====== GIVEN DATA
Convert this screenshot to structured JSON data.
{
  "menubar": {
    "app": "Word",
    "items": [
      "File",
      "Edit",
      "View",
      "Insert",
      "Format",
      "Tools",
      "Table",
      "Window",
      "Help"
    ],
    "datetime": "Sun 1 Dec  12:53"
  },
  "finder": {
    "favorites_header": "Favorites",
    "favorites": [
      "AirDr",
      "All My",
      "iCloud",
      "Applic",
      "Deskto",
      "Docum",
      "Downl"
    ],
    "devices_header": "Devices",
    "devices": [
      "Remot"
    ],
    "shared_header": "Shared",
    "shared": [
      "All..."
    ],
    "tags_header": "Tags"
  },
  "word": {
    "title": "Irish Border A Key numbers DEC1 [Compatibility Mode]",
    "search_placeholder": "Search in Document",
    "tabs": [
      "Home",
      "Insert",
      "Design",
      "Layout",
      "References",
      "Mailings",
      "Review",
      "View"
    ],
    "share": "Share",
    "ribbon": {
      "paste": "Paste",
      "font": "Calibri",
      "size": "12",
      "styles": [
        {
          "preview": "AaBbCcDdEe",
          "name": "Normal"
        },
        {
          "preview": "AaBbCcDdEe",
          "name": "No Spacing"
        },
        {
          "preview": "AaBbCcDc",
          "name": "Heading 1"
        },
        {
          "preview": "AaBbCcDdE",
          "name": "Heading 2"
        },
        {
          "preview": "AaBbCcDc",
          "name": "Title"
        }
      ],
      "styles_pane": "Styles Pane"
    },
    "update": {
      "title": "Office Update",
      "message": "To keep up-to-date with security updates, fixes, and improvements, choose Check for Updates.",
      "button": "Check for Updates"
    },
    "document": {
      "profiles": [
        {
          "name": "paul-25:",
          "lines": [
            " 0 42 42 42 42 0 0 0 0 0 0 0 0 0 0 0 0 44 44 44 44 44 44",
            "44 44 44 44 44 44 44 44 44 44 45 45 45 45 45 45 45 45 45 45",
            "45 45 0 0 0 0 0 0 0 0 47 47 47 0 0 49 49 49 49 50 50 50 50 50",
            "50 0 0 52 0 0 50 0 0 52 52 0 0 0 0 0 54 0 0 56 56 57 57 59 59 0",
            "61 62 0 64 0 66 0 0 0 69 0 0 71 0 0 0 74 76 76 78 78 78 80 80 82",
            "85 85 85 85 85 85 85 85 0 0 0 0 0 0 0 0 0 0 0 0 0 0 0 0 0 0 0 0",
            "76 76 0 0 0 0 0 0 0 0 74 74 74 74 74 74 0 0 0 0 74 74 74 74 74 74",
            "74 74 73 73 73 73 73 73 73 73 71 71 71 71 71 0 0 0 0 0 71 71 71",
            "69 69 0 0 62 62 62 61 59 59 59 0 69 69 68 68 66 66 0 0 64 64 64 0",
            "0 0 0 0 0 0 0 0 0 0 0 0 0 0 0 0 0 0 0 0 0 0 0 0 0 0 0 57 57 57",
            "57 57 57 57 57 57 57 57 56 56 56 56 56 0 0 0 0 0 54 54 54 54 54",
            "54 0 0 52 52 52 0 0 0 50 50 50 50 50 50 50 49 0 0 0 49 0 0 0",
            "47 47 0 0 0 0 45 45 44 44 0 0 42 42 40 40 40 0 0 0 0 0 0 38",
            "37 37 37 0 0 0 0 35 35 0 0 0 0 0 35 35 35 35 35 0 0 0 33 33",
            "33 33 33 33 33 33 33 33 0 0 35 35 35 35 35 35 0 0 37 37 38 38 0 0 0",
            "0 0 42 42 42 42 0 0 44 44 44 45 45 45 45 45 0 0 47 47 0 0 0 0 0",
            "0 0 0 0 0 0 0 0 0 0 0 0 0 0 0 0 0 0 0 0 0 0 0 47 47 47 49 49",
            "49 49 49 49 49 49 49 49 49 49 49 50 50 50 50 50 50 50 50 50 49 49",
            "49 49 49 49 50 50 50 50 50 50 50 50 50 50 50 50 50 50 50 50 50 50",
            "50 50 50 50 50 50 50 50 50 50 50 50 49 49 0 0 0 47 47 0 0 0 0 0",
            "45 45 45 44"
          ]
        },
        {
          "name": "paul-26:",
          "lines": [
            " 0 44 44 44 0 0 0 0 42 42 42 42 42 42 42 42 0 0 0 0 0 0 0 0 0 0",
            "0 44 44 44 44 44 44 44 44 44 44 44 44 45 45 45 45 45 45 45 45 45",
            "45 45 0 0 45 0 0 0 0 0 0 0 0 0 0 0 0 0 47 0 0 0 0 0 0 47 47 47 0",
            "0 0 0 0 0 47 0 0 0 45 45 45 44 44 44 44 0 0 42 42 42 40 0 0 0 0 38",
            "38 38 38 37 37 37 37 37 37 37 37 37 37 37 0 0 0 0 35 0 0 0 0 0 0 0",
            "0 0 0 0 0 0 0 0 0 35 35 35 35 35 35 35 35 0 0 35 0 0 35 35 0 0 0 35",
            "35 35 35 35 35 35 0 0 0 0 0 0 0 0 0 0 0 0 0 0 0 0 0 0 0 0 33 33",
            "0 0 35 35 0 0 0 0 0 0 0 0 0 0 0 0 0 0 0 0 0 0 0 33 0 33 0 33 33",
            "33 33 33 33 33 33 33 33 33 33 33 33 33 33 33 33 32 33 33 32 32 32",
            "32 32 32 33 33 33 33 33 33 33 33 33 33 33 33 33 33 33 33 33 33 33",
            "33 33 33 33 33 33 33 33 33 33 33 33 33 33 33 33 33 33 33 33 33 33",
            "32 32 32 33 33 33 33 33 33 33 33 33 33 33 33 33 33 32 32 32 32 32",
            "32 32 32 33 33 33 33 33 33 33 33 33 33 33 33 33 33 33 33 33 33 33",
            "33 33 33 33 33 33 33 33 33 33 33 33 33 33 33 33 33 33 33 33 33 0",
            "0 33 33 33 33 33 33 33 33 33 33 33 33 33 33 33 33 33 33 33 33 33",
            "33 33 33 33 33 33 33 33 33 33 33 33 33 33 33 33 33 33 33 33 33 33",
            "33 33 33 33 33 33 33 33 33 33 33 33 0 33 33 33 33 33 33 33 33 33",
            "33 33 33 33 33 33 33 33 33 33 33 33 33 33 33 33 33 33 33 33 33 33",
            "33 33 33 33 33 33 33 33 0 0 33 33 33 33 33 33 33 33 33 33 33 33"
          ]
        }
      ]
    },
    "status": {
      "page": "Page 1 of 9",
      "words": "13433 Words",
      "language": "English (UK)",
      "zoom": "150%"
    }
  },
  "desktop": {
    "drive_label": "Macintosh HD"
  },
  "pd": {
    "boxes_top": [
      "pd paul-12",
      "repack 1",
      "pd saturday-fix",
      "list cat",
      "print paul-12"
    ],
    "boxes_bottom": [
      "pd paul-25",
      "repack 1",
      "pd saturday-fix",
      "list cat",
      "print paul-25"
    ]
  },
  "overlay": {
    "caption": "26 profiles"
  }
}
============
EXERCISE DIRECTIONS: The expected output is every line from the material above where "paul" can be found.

FINAL ANSWER:
          "name": "paul-25:",
          "name": "paul-26:",
      "pd paul-12",
      "print paul-12"
      "pd paul-25",
      "print paul-25"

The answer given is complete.